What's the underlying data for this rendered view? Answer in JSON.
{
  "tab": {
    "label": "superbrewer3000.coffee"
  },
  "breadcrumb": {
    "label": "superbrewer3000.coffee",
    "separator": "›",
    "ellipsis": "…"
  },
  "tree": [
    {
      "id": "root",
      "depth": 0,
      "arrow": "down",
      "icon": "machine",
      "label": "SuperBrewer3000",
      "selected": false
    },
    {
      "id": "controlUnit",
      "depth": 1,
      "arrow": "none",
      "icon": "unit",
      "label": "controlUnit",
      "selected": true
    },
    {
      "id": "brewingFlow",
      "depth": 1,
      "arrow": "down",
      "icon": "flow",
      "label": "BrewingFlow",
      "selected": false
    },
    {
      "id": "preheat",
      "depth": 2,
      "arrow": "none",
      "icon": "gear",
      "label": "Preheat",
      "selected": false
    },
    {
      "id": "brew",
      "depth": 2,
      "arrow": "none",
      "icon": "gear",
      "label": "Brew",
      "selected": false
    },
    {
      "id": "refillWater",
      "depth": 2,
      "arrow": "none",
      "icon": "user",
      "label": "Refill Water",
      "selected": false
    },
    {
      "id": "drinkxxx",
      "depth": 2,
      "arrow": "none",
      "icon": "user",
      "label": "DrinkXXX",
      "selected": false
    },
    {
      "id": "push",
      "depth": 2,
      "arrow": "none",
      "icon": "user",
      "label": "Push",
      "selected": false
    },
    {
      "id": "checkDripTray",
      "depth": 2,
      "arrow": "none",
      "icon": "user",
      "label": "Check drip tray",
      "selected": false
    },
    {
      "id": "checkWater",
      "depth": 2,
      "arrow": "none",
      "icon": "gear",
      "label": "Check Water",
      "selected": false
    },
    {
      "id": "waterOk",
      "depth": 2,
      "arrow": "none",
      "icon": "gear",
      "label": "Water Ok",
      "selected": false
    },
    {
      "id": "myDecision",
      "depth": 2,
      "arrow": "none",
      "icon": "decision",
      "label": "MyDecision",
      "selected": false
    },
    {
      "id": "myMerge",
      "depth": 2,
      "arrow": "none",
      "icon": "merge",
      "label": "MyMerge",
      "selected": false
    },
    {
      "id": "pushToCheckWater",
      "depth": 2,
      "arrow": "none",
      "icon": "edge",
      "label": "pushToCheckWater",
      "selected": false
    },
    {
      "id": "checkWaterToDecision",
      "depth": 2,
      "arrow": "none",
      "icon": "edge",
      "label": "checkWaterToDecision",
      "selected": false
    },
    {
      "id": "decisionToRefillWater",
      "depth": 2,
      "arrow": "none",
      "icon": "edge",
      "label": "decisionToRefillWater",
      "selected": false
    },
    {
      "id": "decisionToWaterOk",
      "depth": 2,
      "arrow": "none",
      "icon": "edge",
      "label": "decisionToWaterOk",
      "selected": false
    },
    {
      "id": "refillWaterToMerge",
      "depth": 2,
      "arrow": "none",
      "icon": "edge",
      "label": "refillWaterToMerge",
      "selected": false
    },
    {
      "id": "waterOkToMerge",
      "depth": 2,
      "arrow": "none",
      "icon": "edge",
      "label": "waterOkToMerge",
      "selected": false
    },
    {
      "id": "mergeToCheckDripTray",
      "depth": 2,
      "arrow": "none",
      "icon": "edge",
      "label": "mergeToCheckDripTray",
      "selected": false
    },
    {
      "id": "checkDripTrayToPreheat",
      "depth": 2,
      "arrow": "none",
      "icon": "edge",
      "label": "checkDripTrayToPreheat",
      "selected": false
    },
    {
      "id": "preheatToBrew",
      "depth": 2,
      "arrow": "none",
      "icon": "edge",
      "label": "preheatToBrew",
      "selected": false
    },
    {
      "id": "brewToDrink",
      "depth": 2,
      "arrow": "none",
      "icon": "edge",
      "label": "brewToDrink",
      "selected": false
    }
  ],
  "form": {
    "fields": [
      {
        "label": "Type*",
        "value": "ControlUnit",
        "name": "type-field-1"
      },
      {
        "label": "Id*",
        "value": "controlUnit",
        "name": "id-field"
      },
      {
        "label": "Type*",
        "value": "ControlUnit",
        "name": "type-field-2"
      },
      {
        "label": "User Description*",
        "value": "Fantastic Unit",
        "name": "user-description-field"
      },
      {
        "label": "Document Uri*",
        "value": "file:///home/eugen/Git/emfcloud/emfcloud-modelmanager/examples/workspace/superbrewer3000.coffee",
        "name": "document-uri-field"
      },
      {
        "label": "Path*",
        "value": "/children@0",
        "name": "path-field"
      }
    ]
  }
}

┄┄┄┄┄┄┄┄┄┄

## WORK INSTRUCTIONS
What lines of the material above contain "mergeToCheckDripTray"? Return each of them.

## RESPONSE TO THE TASK
      "id": "mergeToCheckDripTray",
      "label": "mergeToCheckDripTray",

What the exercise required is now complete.